**WHAT YOU HAVE TO DO**
Your answer should be one number, the count of lines in the data that hold "按登记时间查询".

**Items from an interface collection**
——————
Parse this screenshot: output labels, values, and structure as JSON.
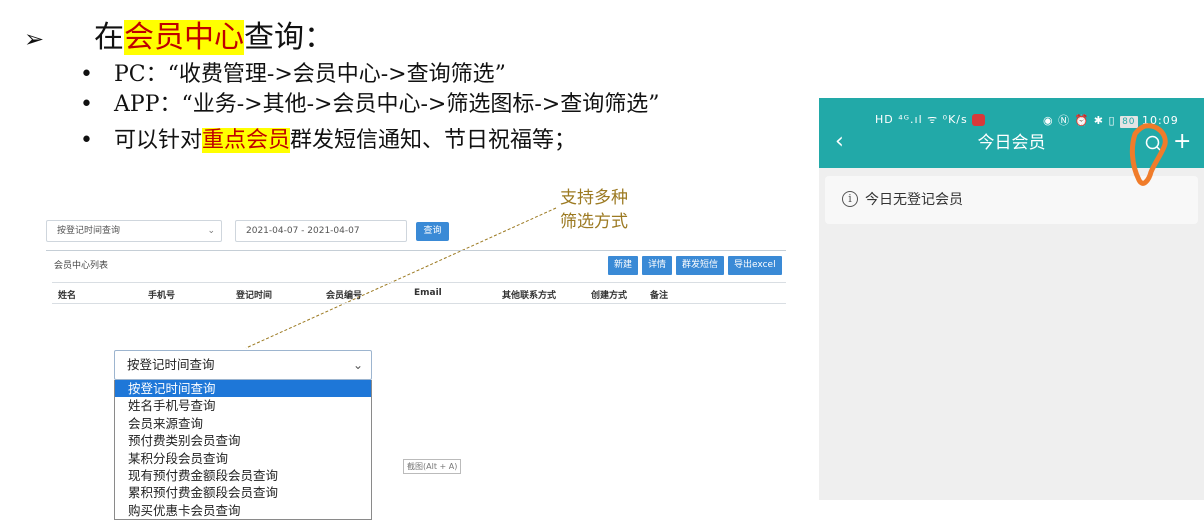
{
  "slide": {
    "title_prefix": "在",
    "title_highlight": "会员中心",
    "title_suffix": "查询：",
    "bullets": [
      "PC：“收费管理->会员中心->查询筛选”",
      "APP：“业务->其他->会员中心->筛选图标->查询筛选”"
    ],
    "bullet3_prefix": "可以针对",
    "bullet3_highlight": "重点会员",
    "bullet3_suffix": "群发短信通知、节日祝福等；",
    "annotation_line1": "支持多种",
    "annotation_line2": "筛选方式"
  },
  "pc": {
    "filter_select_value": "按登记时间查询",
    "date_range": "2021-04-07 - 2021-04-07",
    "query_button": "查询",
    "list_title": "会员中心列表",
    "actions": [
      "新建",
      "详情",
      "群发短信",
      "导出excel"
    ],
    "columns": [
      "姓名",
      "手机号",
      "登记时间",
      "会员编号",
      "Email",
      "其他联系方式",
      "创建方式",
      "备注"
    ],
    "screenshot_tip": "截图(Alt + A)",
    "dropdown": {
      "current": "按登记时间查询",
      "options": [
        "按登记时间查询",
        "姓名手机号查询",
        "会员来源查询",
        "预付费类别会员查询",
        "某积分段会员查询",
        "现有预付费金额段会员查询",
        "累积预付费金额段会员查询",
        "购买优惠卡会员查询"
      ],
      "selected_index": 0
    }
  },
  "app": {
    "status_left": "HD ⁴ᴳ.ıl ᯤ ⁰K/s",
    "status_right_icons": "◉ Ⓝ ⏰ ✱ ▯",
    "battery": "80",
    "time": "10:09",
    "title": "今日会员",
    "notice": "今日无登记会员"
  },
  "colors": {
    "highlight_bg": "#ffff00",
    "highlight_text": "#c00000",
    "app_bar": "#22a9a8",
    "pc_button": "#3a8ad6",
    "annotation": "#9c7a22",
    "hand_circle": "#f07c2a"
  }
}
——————
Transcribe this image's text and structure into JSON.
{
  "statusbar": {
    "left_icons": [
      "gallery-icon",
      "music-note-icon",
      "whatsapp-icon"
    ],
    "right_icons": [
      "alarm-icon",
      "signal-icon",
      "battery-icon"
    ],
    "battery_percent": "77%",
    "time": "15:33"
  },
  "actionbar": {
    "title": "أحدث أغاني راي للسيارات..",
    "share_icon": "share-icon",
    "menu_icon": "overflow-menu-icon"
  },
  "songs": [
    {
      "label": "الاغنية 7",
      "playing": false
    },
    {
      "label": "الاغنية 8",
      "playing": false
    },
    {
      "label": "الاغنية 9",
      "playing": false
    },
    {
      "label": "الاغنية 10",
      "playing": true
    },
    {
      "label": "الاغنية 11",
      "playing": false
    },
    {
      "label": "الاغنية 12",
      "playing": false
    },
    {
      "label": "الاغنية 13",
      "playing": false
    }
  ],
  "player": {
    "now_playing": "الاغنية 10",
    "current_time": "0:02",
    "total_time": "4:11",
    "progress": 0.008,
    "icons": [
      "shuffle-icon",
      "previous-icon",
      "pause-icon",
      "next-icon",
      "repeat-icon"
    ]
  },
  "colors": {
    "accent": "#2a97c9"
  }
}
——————
**PROBLEM SOLUTION**
3